Infoscience

Thesis

Advanced Fluorescence Microscopy to Study Plasma Membrane Protein Dynamics

Membrane protein dynamics is of great importance for living organisms. The precise localization of proteins composing a synapse on the membrane facing a nerve terminus is essential for proper functioning of the nervous system. In muscle fibers, the nicotinic acetylcholine is densely packed under the motor nerve termini. A receptor associated protein, rapsyn, acts as a linker between the receptor and the other components of the synaptic suramolecular assembly. Advances in fluorescence microscopy have allowed to measure the behavior of a single receptor in the cell membrane.
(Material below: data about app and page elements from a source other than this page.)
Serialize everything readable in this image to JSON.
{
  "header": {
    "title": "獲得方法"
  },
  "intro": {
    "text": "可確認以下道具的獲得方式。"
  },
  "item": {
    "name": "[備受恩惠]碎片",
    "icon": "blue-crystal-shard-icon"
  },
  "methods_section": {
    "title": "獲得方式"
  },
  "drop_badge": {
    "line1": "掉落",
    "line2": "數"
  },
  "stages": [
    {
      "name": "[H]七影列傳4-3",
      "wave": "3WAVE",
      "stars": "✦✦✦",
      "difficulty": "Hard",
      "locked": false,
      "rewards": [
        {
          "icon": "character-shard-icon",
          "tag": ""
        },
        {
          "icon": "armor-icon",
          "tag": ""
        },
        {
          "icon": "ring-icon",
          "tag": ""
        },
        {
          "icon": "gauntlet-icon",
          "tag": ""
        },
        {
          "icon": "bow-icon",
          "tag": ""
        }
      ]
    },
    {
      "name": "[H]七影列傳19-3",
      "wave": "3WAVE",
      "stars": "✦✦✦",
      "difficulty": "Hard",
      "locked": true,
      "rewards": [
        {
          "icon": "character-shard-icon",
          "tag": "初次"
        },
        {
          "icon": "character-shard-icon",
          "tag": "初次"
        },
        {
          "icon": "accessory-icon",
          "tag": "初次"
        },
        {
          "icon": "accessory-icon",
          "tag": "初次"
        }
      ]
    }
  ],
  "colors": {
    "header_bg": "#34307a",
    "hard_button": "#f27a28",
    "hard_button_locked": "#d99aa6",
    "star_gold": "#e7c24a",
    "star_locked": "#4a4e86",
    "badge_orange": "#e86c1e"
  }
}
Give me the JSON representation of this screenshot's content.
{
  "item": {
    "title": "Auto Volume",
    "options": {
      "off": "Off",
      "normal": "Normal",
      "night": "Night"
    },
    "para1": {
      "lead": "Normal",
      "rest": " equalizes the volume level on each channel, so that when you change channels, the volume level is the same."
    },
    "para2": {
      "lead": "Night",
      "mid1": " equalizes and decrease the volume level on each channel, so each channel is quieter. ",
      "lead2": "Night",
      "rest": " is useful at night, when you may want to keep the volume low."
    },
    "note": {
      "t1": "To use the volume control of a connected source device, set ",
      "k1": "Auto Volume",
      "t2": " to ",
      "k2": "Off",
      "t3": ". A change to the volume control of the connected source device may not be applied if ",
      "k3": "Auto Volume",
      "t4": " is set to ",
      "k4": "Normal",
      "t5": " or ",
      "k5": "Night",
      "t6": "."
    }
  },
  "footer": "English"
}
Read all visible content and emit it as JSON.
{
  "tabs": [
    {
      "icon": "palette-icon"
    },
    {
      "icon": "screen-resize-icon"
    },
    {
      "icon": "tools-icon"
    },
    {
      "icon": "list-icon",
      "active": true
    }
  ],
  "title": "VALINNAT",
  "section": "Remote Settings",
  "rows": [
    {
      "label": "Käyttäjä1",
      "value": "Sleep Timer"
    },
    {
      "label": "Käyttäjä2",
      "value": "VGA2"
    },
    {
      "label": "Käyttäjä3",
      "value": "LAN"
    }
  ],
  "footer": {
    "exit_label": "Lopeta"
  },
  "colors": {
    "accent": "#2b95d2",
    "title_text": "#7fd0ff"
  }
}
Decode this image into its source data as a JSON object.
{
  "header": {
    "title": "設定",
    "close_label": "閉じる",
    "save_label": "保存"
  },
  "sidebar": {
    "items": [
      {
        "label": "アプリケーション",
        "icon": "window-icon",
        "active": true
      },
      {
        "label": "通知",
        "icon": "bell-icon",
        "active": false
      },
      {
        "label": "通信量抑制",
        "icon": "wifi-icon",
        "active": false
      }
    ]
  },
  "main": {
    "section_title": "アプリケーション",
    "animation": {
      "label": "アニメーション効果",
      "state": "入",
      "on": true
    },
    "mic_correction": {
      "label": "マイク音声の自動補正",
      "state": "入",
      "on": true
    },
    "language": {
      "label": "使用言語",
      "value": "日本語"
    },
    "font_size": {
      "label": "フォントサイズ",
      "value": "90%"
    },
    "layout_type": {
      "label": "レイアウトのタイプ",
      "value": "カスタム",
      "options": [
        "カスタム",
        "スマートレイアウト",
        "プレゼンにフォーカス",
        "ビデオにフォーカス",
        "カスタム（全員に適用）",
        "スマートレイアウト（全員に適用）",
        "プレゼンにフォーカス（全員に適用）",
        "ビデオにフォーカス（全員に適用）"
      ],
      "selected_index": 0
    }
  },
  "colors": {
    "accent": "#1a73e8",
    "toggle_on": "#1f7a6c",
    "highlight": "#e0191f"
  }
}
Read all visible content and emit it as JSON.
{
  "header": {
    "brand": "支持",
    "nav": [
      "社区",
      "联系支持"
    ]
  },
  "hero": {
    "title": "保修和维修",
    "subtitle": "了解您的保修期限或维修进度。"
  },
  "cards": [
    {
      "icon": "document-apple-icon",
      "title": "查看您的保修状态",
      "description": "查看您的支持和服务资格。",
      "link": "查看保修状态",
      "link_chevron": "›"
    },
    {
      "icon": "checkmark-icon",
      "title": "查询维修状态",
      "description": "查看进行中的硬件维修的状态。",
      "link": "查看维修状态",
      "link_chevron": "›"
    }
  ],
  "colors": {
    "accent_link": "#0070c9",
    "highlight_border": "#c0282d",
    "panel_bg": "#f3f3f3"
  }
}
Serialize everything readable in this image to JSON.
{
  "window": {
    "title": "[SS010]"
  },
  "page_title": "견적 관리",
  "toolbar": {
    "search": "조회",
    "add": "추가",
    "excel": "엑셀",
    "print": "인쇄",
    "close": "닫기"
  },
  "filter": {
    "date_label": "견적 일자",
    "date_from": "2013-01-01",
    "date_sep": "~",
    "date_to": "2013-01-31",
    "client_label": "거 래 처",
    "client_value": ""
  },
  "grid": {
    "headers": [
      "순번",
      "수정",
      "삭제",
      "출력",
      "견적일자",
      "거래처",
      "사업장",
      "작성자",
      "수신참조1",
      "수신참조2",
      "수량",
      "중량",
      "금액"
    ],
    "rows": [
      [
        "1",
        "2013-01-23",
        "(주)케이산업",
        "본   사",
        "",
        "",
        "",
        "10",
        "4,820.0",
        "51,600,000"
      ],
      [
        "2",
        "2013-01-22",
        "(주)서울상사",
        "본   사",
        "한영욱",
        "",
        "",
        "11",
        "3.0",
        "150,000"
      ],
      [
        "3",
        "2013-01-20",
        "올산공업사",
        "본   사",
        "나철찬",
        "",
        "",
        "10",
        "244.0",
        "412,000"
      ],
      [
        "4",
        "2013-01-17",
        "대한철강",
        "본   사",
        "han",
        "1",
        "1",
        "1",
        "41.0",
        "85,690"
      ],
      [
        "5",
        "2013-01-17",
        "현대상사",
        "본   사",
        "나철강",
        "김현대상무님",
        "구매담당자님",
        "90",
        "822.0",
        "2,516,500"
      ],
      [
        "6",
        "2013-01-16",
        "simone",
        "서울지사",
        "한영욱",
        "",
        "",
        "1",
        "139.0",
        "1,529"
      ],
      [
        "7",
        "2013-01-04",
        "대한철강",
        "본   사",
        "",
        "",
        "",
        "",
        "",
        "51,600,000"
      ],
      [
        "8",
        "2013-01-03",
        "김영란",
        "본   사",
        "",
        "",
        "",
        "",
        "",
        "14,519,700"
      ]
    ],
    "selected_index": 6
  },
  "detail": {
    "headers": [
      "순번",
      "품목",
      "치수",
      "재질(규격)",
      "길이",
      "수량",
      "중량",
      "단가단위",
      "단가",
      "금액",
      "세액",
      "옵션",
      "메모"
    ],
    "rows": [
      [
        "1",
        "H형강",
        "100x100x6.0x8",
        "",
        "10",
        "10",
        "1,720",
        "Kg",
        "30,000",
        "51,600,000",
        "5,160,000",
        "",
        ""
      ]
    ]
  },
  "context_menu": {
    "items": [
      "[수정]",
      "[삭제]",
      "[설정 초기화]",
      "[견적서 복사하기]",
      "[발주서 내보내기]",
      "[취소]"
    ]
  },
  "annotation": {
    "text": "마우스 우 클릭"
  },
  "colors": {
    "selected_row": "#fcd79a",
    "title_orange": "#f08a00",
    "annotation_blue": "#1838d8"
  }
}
In this work single-molecule microscopy was used to track the motion of ionotropic acetylcholine (nAChR) and serotonin (5HT3R) receptors in the plasma membrane of cells. We present methods for measuring single-molecule diffusion and their analysis. Single molecule tracking has shown a high dependence of acetylcholine receptors diffusion on its associated protein rapsyn. Comparing muscle cells that either express rapsyn or are devoid of it, we found that rapsyn plays an important role on receptor immobilization. A three-fold increase of receptor mobility was observed in muscle cells devoid of rapsyn. However, in these cells, a certain fraction of immobilized receptors was also found immobile. Furthermore, nAChR were strongly confined in membrane domains of few tens of nanometers. This showed that membrane composition and membrane associated proteins influence on receptor localization. During muscle cell differentiation, the fraction of immobile nAChR diminished along with the decreasing nAChR and stable rapsyn expression levels. The importance of rapsyn in nAChR immobilization has been further confirmed by measurements in HEK 293 cells, where co-expression of rapsyn increased immobilization of the receptor. nAChR is a ligand-gated ion-channel of the Cys-loop family. In mammals, members of this receptor family share general structural and functional features. They are homo- or hetero-pentamers and form a membrane-spanning ion channel. Subunits have three major regions, an extracellular ligand binding domain, a transmembrane channel and a large intracellular loop. 5HT3R was used as a model to study the effect of this loop on receptor mobility. Single-molecule tracking experiments on receptors with progressively larger deletions in the intracellular loop did not show a dependence of the size of the loop on the diffusion coefficient of mobile receptors. However, two regions were identified to play a role in receptor mobility by changing the fractions of immobile and directed receptors. Interestingly, a prokaryotic homologue of cys-loop receptors, ELIC, devoid of a large cytoplasmic loop was found to be immobile or to show directed diffusion similar as the wild-type 5HT3R. The scaffolding protein rapsyn stabilizes nAChR clusters in a concentration dependent manner. We have measured the density and self-interactions of rapsyn using FRET microscopy. Point-mutations of rapsyn, known to provoke myopathies, destabilized rapsyn self-interactions. Rapsyn-N88K, and R91L were found at high concentration in the cytoplasm suggesting that this modification disturbs membrane association of rapsyn. A25V was found to accumulate in the endoplasmic reticulum. Fluorescent tools to measure intracellular concentration of calcium ions are of great value to study the function of neurons. Rapsyn is highly abundant at the neuromuscular junction and thus is a genuine synaptic marker. A fusion protein of rapsyn with a genetically encoded ratiometric calcium sensor has been made to probe synapse activity. This thesis has shown that the combined use of biologically relevant system and modern fluorescence microscopy techniques deliver important information on pLGIC behaviour in the cell membrane.

Related material